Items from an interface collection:
========
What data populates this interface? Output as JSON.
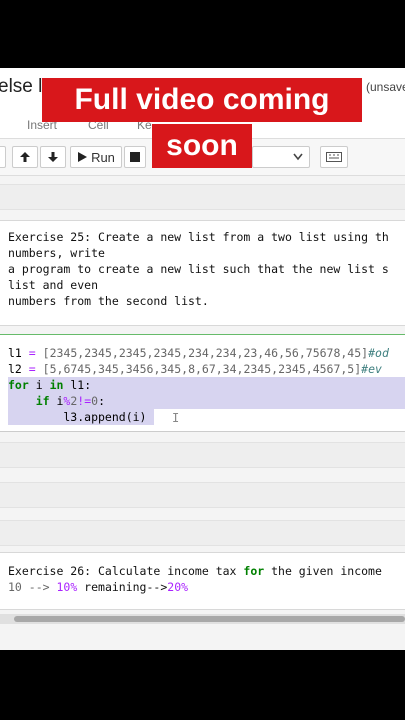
{
  "notebook": {
    "title": "else lo",
    "status": "(unsave"
  },
  "menu": [
    "Insert",
    "Cell",
    "Ke"
  ],
  "toolbar": {
    "up_icon": "arrow-up-icon",
    "down_icon": "arrow-down-icon",
    "run_label": "Run",
    "stop_icon": "stop-icon",
    "dropdown_icon": "chevron-down-icon",
    "keyboard_icon": "keyboard-icon"
  },
  "cells": {
    "exercise25": [
      "Exercise 25: Create a new list from a two list using th",
      "numbers, write",
      "a program to create a new list such that the new list s",
      "list and even",
      "numbers from the second list."
    ],
    "code": {
      "l1_name": "l1",
      "l1_value": "[2345,2345,2345,2345,234,234,23,46,56,75678,45]",
      "l1_comment": "#od",
      "l2_name": "l2",
      "l2_value": "[5,6745,345,3456,345,8,67,34,2345,2345,4567,5]",
      "l2_comment": "#ev",
      "for_kw": "for",
      "for_var": " i ",
      "in_kw": "in",
      "for_rest": " l1:",
      "if_indent": "    ",
      "if_kw": "if",
      "if_var": " i",
      "if_op": "%",
      "if_num": "2",
      "if_op2": "!=",
      "if_num2": "0",
      "if_colon": ":",
      "append_line": "        l3.append(i)"
    },
    "exercise26": {
      "prefix": "Exercise 26: Calculate income tax ",
      "kw": "for",
      "suffix": " the given income",
      "line2_a": "10 --> ",
      "line2_b": "10%",
      "line2_c": " remaining-->",
      "line2_d": "20%"
    }
  },
  "overlay": {
    "line1": "Full video coming",
    "line2": "soon",
    "color": "#d8171b"
  }
}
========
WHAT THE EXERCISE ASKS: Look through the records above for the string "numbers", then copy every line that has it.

RESULT FOR THIS TASK:
      "numbers, write",
      "numbers from the second list."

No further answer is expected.